Current conventional testing can take from three to 21 days for definitive results and relies on bacterial culture. By the time the bacteria are identified, the food has been shipped to grocery stores and may have already caused illness. With this current system, two weeks of food may need to be recalled to ensure against cross-contamination.

 Dr. Rieder’s rapid-test system would allow food to be sampled at the end of one day, and the results would be available before the food is shipped the next morning. “This means that one day’s production is lost, not five day’s production,” he said. “This has the potential to save companies considerable money, and more importantly could save a lot of people from being exposed to food-borne disease.”

  The rapid-test relies on targeting proteins identified by Dr. Rieder’s lab that are only present in the organisms that cause people to become ill. By collaborating with Toronto-based company International Point of Care, the team was able to use flow-through technology to mark the protein with colloidal gold so that it is visible to the naked eye. The process is similar to that used in pregnancy tests – one line for negative, two lines for positive.

 Much of the work has been funded through a grant from Mitacs, a provincial program that encourages academic and industrial collaboration. Dr. Rieder credits the success of the project to these collaborations with industry, as well as colleagues at Robarts and Western’s Schulich School of Medicine & Dentistry. Sadly, Michael Brock, a key member of the project, died suddenly just as it was entering its final stages.
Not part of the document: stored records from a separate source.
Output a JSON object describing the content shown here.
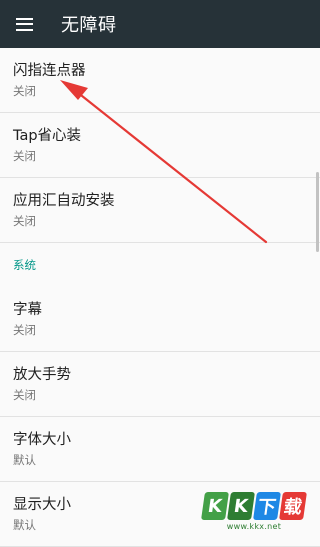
{
  "appbar": {
    "title": "无障碍",
    "menu_icon": "hamburger-menu-icon"
  },
  "items_top": [
    {
      "label": "闪指连点器",
      "status": "关闭"
    },
    {
      "label": "Tap省心装",
      "status": "关闭"
    },
    {
      "label": "应用汇自动安装",
      "status": "关闭"
    }
  ],
  "section_system": "系统",
  "items_system": [
    {
      "label": "字幕",
      "status": "关闭"
    },
    {
      "label": "放大手势",
      "status": "关闭"
    },
    {
      "label": "字体大小",
      "status": "默认"
    },
    {
      "label": "显示大小",
      "status": "默认"
    }
  ],
  "colors": {
    "appbar": "#263238",
    "section_accent": "#009688",
    "arrow": "#e53935"
  },
  "watermark": {
    "logo": [
      "K",
      "K",
      "下",
      "载"
    ],
    "url": "www.kkx.net"
  }
}
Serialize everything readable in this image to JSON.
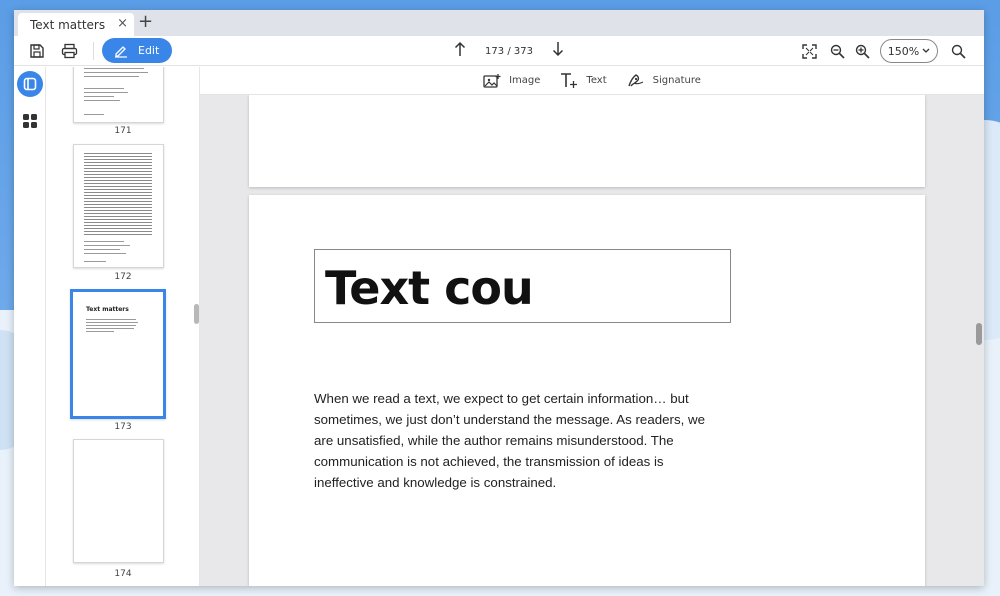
{
  "tab": {
    "title": "Text matters",
    "close": "×",
    "new": "+"
  },
  "toolbar": {
    "edit_label": "Edit",
    "page_indicator": "173 / 373",
    "zoom_value": "150%"
  },
  "subtoolbar": {
    "image_label": "Image",
    "text_label": "Text",
    "signature_label": "Signature"
  },
  "thumbnails": [
    {
      "number": "171"
    },
    {
      "number": "172"
    },
    {
      "number": "173",
      "heading": "Text matters",
      "active": true
    },
    {
      "number": "174"
    }
  ],
  "document": {
    "title_text": "Text cou",
    "body": "When we read a text, we expect to get certain information… but sometimes, we just don’t understand the message. As readers, we are unsatisfied, while the author remains misunderstood. The communication is not achieved, the transmission of ideas is ineffective and knowledge is constrained."
  },
  "colors": {
    "accent": "#3a86e8",
    "background_top": "#5b9de6"
  }
}
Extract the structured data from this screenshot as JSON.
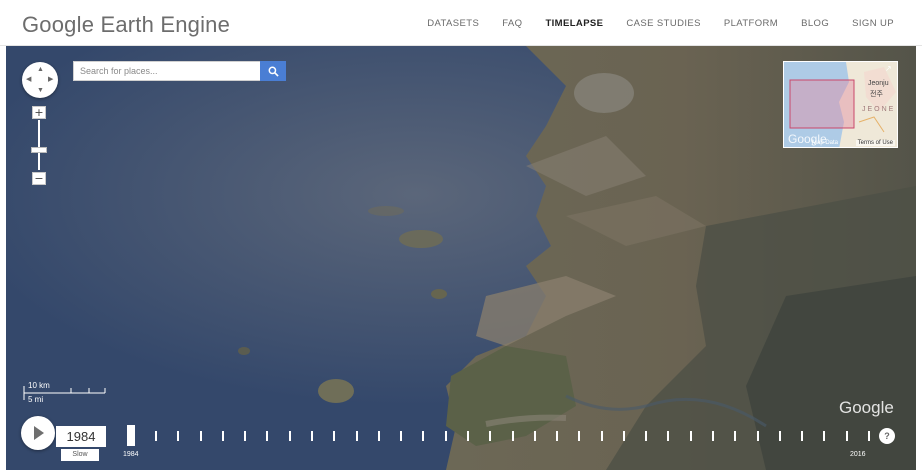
{
  "header": {
    "logo": "Google Earth Engine",
    "nav": [
      {
        "label": "DATASETS",
        "active": false
      },
      {
        "label": "FAQ",
        "active": false
      },
      {
        "label": "TIMELAPSE",
        "active": true
      },
      {
        "label": "CASE STUDIES",
        "active": false
      },
      {
        "label": "PLATFORM",
        "active": false
      },
      {
        "label": "BLOG",
        "active": false
      },
      {
        "label": "SIGN UP",
        "active": false
      }
    ]
  },
  "search": {
    "placeholder": "Search for places...",
    "icon": "search-icon",
    "button_color": "#4a7ed4"
  },
  "zoom": {
    "in_label": "+",
    "out_label": "−"
  },
  "minimap": {
    "city_label": "Jeonju",
    "city_label_local": "전주",
    "region_label": "JEONE",
    "watermark": "Google",
    "footer_data": "Map Data",
    "footer_terms": "Terms of Use"
  },
  "scale": {
    "km": "10 km",
    "mi": "5 mi"
  },
  "watermark": "Google",
  "timelapse": {
    "year": "1984",
    "speed": "Slow",
    "start_year": "1984",
    "end_year": "2016",
    "help": "?",
    "tick_count": 33,
    "progress": 0.0
  },
  "colors": {
    "ocean": "#34476a",
    "land": "#6f6a58",
    "active_nav": "#222222",
    "nav": "#6a6a6a"
  }
}
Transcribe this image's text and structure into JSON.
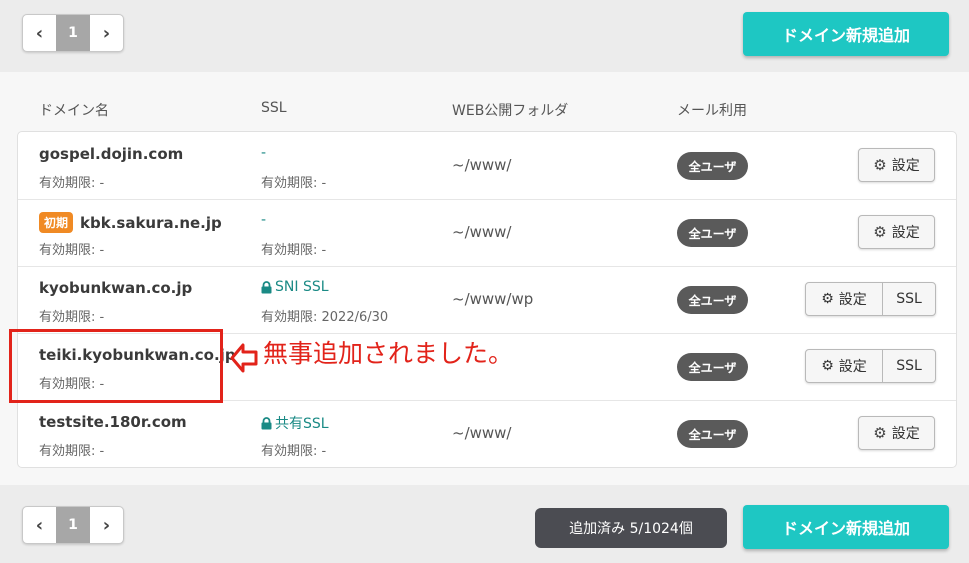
{
  "pagination": {
    "prev": "‹",
    "page": "1",
    "next": "›"
  },
  "actions": {
    "add_domain": "ドメイン新規追加",
    "count": "追加済み 5/1024個"
  },
  "columns": {
    "domain": "ドメイン名",
    "ssl": "SSL",
    "folder": "WEB公開フォルダ",
    "mail": "メール利用"
  },
  "rows": [
    {
      "domain": "gospel.dojin.com",
      "tag": "",
      "expiry": "有効期限: -",
      "ssl": "-",
      "ssl_expiry": "有効期限: -",
      "folder": "~/www/",
      "mail": "全ユーザ",
      "settings": "設定",
      "ssl_button": ""
    },
    {
      "domain": "kbk.sakura.ne.jp",
      "tag": "初期",
      "expiry": "有効期限: -",
      "ssl": "-",
      "ssl_expiry": "有効期限: -",
      "folder": "~/www/",
      "mail": "全ユーザ",
      "settings": "設定",
      "ssl_button": ""
    },
    {
      "domain": "kyobunkwan.co.jp",
      "tag": "",
      "expiry": "有効期限: -",
      "ssl": "SNI SSL",
      "ssl_expiry": "有効期限: 2022/6/30",
      "folder": "~/www/wp",
      "mail": "全ユーザ",
      "settings": "設定",
      "ssl_button": "SSL"
    },
    {
      "domain": "teiki.kyobunkwan.co.jp",
      "tag": "",
      "expiry": "有効期限: -",
      "ssl": "",
      "ssl_expiry": "",
      "folder": "",
      "mail": "全ユーザ",
      "settings": "設定",
      "ssl_button": "SSL"
    },
    {
      "domain": "testsite.180r.com",
      "tag": "",
      "expiry": "有効期限: -",
      "ssl": "共有SSL",
      "ssl_expiry": "有効期限: -",
      "folder": "~/www/",
      "mail": "全ユーザ",
      "settings": "設定",
      "ssl_button": ""
    }
  ],
  "annotation": {
    "text": "無事追加されました。"
  },
  "colors": {
    "accent": "#1ec7c3",
    "annotation": "#e2231a",
    "tag": "#f08a24",
    "ssl_link": "#1a8a85"
  }
}
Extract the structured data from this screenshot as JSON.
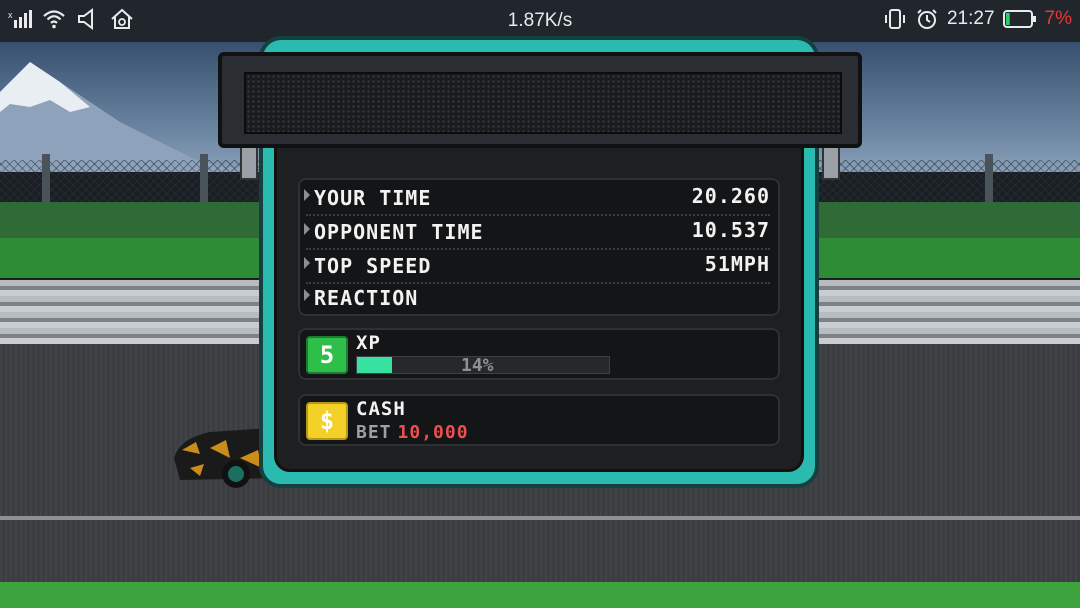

 The rapid-test system has completed testing at Robarts and the Health Canada-certified Agriculture and Food Laboratory at the University of Guelph. The final application has been submitted to Health Canada for approval.

Dietary pseudoscience: ‘How I fooled millions into thinking chocolate helps weight loss’

When I first met the father of my ex-wife, I asked him if he liked hockey.

scienceHe said, nah, that’s all acting.

I watch wrestling.

Who knows what’s genuine anymore.

Science has become an adventure in chasing money rather than chasing evidence.

The following is from http://io9.com/i-fooled-millions-into-thinking-chocolate-helps-weight-1707251800 where author John Bohannon explains how he tricked the scientific process.

And it was too easy.

“Slim by Chocolate!” the headlines blared. A team of German researchers had found that people on a low-carb diet lost weight 10 percent faster if they ate a chocolate bar every day. It made the front page of Bild, Europe’s largest daily newspaper, just beneath their update about the Germanwings crash. From there, it ricocheted around the internet and beyond, making news in more than 20 countries and half a dozen languages. It was discussed on television news shows. It appeared in glossy print, most recently in the June issue of Shape magazine (“Why You Must Eat Chocolate Daily”, page 128).

Not only does chocolate accelerate weight loss, the study found, but it leads to healthier cholesterol levels and overall increased well-being. The Bild story quotes the study’s lead author, Johannes Bohannon, Ph.D., research director of the Institute of Diet and Health: “The best part is you can buy chocolate everywhere.”

I am Johannes Bohannon, Ph.D. Well, actually my name is John, and I’m a journalist. I do have a Ph.D., but it’s in the molecular biology of bacteria, not humans. The Institute of Diet and Health? That’s nothing more than a website.

Other than those fibs, the study was 100 percent authentic. My colleagues and I recruited actual human subjects in Germany. We ran an actual clinical trial, with subjects randomly assigned to different diet regimes. And the statistically significant benefits of chocolate that we reported are based on the actual data. It was, in fact, a fairly typical study for the field of diet research. Which is to say: It was terrible science. The results are meaningless, and the health claims that the media blasted out to millions of people around the world are utterly unfounded.

The story is long but thorough.

The complaints are unfounded.